▶ [Exercise brief]:
Your answer must be an exact repetition of every record.

▶ [Exercise material]:
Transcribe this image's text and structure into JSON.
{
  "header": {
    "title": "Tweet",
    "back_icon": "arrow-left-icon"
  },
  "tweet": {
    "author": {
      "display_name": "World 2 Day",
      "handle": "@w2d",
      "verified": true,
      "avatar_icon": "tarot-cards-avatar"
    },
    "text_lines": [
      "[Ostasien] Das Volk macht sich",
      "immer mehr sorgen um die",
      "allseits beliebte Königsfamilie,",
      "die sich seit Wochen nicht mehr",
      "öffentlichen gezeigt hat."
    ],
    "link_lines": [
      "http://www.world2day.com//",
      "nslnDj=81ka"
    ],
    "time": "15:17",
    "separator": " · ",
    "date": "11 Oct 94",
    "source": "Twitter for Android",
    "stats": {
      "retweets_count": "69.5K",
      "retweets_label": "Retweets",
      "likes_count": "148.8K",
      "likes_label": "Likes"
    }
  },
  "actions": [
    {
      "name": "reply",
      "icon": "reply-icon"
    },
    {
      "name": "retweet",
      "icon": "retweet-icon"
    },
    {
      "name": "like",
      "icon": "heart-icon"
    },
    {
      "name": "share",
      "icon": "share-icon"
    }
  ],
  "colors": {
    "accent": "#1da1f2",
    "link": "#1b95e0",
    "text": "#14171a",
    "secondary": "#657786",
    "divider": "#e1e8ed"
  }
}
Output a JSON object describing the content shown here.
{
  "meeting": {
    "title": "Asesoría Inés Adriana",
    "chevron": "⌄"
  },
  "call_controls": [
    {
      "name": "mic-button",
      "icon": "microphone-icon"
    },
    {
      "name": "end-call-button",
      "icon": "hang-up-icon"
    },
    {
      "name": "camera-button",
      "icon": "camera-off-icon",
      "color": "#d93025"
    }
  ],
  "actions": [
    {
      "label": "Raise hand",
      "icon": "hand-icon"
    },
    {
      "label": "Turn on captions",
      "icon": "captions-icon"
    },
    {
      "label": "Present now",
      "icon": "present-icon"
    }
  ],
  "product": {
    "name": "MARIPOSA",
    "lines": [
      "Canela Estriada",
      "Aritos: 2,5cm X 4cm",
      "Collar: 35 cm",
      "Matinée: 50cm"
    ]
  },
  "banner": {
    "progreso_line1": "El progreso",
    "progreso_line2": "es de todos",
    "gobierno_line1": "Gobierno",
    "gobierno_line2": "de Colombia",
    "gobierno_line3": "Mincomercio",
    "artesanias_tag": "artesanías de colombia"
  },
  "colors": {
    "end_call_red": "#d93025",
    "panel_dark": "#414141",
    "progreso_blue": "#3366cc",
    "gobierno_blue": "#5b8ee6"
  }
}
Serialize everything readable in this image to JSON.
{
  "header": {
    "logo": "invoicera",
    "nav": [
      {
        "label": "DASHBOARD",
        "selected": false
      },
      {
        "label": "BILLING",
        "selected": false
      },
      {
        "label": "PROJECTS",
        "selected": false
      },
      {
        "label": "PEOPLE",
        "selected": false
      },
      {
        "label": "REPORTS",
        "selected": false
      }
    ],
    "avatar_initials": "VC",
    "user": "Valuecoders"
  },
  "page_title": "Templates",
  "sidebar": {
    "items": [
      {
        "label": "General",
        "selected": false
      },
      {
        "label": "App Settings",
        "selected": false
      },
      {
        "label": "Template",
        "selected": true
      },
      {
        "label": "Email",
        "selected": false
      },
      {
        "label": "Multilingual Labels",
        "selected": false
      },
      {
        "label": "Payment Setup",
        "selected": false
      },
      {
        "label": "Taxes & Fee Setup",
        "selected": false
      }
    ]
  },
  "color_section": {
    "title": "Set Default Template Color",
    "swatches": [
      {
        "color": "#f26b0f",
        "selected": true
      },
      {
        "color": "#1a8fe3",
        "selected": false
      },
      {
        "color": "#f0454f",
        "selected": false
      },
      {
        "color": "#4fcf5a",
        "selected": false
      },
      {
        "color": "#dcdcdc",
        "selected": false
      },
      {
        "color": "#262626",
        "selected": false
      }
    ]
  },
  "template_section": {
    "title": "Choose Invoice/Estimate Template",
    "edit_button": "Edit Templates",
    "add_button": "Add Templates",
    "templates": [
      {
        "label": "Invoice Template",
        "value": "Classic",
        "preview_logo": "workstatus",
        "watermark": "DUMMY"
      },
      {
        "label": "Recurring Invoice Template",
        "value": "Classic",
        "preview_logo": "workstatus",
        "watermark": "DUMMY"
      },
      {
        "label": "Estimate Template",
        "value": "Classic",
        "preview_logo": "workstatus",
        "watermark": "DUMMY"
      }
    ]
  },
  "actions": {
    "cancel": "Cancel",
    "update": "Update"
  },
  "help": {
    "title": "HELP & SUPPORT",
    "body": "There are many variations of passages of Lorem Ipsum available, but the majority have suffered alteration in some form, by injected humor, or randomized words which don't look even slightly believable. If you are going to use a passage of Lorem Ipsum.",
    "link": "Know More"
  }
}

▶ [Output of the task]:
Transcribe this image's text and structure into JSON.
{
  "header": {
    "title": "Tweet",
    "back_icon": "arrow-left-icon"
  },
  "tweet": {
    "author": {
      "display_name": "World 2 Day",
      "handle": "@w2d",
      "verified": true,
      "avatar_icon": "tarot-cards-avatar"
    },
    "text_lines": [
      "[Ostasien] Das Volk macht sich",
      "immer mehr sorgen um die",
      "allseits beliebte Königsfamilie,",
      "die sich seit Wochen nicht mehr",
      "öffentlichen gezeigt hat."
    ],
    "link_lines": [
      "http://www.world2day.com//",
      "nslnDj=81ka"
    ],
    "time": "15:17",
    "separator": " · ",
    "date": "11 Oct 94",
    "source": "Twitter for Android",
    "stats": {
      "retweets_count": "69.5K",
      "retweets_label": "Retweets",
      "likes_count": "148.8K",
      "likes_label": "Likes"
    }
  },
  "actions": [
    {
      "name": "reply",
      "icon": "reply-icon"
    },
    {
      "name": "retweet",
      "icon": "retweet-icon"
    },
    {
      "name": "like",
      "icon": "heart-icon"
    },
    {
      "name": "share",
      "icon": "share-icon"
    }
  ],
  "colors": {
    "accent": "#1da1f2",
    "link": "#1b95e0",
    "text": "#14171a",
    "secondary": "#657786",
    "divider": "#e1e8ed"
  }
}
Output a JSON object describing the content shown here.
{
  "meeting": {
    "title": "Asesoría Inés Adriana",
    "chevron": "⌄"
  },
  "call_controls": [
    {
      "name": "mic-button",
      "icon": "microphone-icon"
    },
    {
      "name": "end-call-button",
      "icon": "hang-up-icon"
    },
    {
      "name": "camera-button",
      "icon": "camera-off-icon",
      "color": "#d93025"
    }
  ],
  "actions": [
    {
      "label": "Raise hand",
      "icon": "hand-icon"
    },
    {
      "label": "Turn on captions",
      "icon": "captions-icon"
    },
    {
      "label": "Present now",
      "icon": "present-icon"
    }
  ],
  "product": {
    "name": "MARIPOSA",
    "lines": [
      "Canela Estriada",
      "Aritos: 2,5cm X 4cm",
      "Collar: 35 cm",
      "Matinée: 50cm"
    ]
  },
  "banner": {
    "progreso_line1": "El progreso",
    "progreso_line2": "es de todos",
    "gobierno_line1": "Gobierno",
    "gobierno_line2": "de Colombia",
    "gobierno_line3": "Mincomercio",
    "artesanias_tag": "artesanías de colombia"
  },
  "colors": {
    "end_call_red": "#d93025",
    "panel_dark": "#414141",
    "progreso_blue": "#3366cc",
    "gobierno_blue": "#5b8ee6"
  }
}
Serialize everything readable in this image to JSON.
{
  "header": {
    "logo": "invoicera",
    "nav": [
      {
        "label": "DASHBOARD",
        "selected": false
      },
      {
        "label": "BILLING",
        "selected": false
      },
      {
        "label": "PROJECTS",
        "selected": false
      },
      {
        "label": "PEOPLE",
        "selected": false
      },
      {
        "label": "REPORTS",
        "selected": false
      }
    ],
    "avatar_initials": "VC",
    "user": "Valuecoders"
  },
  "page_title": "Templates",
  "sidebar": {
    "items": [
      {
        "label": "General",
        "selected": false
      },
      {
        "label": "App Settings",
        "selected": false
      },
      {
        "label": "Template",
        "selected": true
      },
      {
        "label": "Email",
        "selected": false
      },
      {
        "label": "Multilingual Labels",
        "selected": false
      },
      {
        "label": "Payment Setup",
        "selected": false
      },
      {
        "label": "Taxes & Fee Setup",
        "selected": false
      }
    ]
  },
  "color_section": {
    "title": "Set Default Template Color",
    "swatches": [
      {
        "color": "#f26b0f",
        "selected": true
      },
      {
        "color": "#1a8fe3",
        "selected": false
      },
      {
        "color": "#f0454f",
        "selected": false
      },
      {
        "color": "#4fcf5a",
        "selected": false
      },
      {
        "color": "#dcdcdc",
        "selected": false
      },
      {
        "color": "#262626",
        "selected": false
      }
    ]
  },
  "template_section": {
    "title": "Choose Invoice/Estimate Template",
    "edit_button": "Edit Templates",
    "add_button": "Add Templates",
    "templates": [
      {
        "label": "Invoice Template",
        "value": "Classic",
        "preview_logo": "workstatus",
        "watermark": "DUMMY"
      },
      {
        "label": "Recurring Invoice Template",
        "value": "Classic",
        "preview_logo": "workstatus",
        "watermark": "DUMMY"
      },
      {
        "label": "Estimate Template",
        "value": "Classic",
        "preview_logo": "workstatus",
        "watermark": "DUMMY"
      }
    ]
  },
  "actions": {
    "cancel": "Cancel",
    "update": "Update"
  },
  "help": {
    "title": "HELP & SUPPORT",
    "body": "There are many variations of passages of Lorem Ipsum available, but the majority have suffered alteration in some form, by injected humor, or randomized words which don't look even slightly believable. If you are going to use a passage of Lorem Ipsum.",
    "link": "Know More"
  }
}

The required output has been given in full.